Dec. 31, 1924 – March 18, 2017
The Rev. J. Donald Monan, the Blasdell native who, as the longest-serving president of Boston College, transformed it into one of the leading Catholic colleges in the nation, died Saturday in Weston, Mass. He was 92.
Boston College had debt of more than $30 million and an endowment of just $6 million when Rev. Monan became its 24th president in 1972. By 1996, when he retired and became BC’s first chancellor, a post specially created for him, the college had greatly grown physically and academically, and its endowment exceeded $500 million.
“Father Monan devoted more than four decades of his life to Boston College, playing a decisive role in its reorganization and increased recognition in American higher education,” said Father William P. Leahy, his successor as president. “He has left a lasting legacy.”
“He was responsible for taking this commuter school and setting it in the direction to become a major university in the country,” said Jack Connors, former chairman of BC’s board of trustees.
Rev. Monan attended Canisius High School, where he was goalie on the championship hockey team and learned public speaking, then studied at the New York Province of the Society of Jesus at St. Andrew-on-Hudson. He earned undergraduate degrees from Woodstock College, a Jesuit college in Woodstock, Md., was an instructor at St. Peter’s College, in Jersey City, N.J., from 1949 to 1952, and was ordained a Jesuit priest in 1955.
He received his doctorate in philosophy from the University of Louvain in Belgium, took postdoctoral work at Oxford University and the universities of Paris and Munich, then joined the philosophy department at Le Moyne College in Syracuse in 1960. A noted Aristotelian philosopher, he became LeMoyne’s academic dean and vice president in 1967 and later served as its acting president.
He declined the traditional inauguration ceremony at Boston College because of its fiscal problems and spent his first year as president immersed in strategic and financial planning.
“I wouldn’t have come to Boston College at all if I hadn’t thought it had great existing strength, despite its problems,” he told the Heights, the BC student newspaper, on his 20th anniversary in 1992. “It had a marvelous campus, a strong student body and very good faculty. ... Coming from the outside, with a fresh perspective, I could see that the existing strength held potential for even greater advancement.”
Rev. Monan installed a new accounting system, restructured the board of directors and put an emphasis on alumni donations. He gave the college a balanced budget every year he was president.
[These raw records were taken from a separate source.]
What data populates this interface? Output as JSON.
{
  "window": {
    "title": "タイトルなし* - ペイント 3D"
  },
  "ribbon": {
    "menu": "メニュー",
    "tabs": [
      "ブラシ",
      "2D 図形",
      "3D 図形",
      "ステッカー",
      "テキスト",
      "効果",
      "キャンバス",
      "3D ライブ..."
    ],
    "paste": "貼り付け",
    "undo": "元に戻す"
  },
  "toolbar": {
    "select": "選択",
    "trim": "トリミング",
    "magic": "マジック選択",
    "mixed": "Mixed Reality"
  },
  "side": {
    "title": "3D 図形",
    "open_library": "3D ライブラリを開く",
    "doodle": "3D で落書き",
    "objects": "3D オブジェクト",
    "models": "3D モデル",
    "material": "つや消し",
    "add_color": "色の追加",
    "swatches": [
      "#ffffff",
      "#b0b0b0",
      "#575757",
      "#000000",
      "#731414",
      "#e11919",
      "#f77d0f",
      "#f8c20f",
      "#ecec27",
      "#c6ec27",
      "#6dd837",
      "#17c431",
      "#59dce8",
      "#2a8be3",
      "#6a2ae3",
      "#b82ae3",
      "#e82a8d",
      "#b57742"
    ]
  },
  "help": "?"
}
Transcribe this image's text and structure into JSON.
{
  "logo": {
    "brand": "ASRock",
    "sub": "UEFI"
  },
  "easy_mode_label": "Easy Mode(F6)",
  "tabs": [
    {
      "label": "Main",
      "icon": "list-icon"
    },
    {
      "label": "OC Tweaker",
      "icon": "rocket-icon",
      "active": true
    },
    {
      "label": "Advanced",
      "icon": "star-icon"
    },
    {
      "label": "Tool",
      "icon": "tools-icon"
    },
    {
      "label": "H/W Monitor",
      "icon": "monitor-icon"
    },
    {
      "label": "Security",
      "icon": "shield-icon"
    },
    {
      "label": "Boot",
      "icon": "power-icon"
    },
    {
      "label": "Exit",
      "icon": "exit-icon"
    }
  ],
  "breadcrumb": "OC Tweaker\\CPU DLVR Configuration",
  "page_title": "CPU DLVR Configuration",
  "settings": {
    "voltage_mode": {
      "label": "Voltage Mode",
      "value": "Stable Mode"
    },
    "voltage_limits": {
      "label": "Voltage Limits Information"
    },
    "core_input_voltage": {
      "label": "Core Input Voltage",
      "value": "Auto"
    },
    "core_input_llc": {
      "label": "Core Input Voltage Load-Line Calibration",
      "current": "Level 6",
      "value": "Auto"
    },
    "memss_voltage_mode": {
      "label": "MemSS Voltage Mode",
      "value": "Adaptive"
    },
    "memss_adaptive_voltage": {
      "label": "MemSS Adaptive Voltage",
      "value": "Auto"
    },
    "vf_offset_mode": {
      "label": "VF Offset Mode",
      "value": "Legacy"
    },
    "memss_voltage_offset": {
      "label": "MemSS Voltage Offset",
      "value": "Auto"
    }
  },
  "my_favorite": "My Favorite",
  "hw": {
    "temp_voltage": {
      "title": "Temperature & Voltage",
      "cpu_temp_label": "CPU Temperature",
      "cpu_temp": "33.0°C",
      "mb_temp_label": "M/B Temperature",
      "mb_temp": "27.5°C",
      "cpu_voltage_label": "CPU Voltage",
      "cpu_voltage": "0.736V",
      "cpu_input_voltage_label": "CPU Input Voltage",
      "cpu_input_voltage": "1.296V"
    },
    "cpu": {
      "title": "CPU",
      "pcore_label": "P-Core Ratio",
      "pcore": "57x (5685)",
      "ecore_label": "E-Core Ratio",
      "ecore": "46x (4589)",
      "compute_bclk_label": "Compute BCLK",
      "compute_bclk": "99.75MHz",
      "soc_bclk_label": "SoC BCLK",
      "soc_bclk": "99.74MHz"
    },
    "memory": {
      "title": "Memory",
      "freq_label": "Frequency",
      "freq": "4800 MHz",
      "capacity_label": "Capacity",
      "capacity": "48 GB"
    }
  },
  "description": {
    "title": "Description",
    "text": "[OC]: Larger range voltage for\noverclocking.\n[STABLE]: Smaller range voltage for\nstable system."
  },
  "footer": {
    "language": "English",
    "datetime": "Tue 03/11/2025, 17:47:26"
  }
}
He oversaw predominantly male BC’s acquisition of the neighboring Newton College of the Sacred Heart, an all-female Catholic school. Under his tenure, numerous new buildings were constructed, including a sports arena and 13 residence halls. He considered his greatest success the establishment of the Thomas P. O’Neill Jr. Library, the college’s main research library.
In recognition of his contributions to BC’s football program, which included expansion of the stadium and his fostering of Heisman Trophy winner Doug Flutie, the National Football Foundation and College Hall of Fame presented him with its Distinguished American Award in 1996.
Once characterized as the city’s best politician by Boston Magazine, he played a key role in keeping the New England Patriots from moving to Hartford, Conn., in 1999. Six years earlier, he salvaged the negotiations to allow the replacement of Boston Garden by the FleetCenter, now TD Garden.
He was as a director of the Bank of Boston for 20 years, was a member of the board of directors of One to One/The National Mentoring Partnership and served nine years as co-chairman of the Massachusetts Mentoring Partnership.
Last month he was honored as one of the “Four Pillars of Mass Mentoring Partnership’s First 25 Years” at the organization’s anniversary celebration.
In recognition of his leadership skills, in 1983 he was elected the head of both the Association of Jesuit Colleges and Universities and the National Association of Independent Colleges and Universities.
He also was a member of the Jesuit Philosophical Association, the Society of Phenomenology and Existential Philosophy, the Society of Ancient Greek Philosophy and the Massachusetts Historical Society.
His book, “Moral Knowledge and Its Methodology in Aristotle,” was published in 1968. He also helped write two textbooks, “The Philosophy of Human Knowing” in 1952 and “A Prelude to Metaphysics” in 1967.
Surviving are three nephews and a niece.
Funeral arrangements will be announced.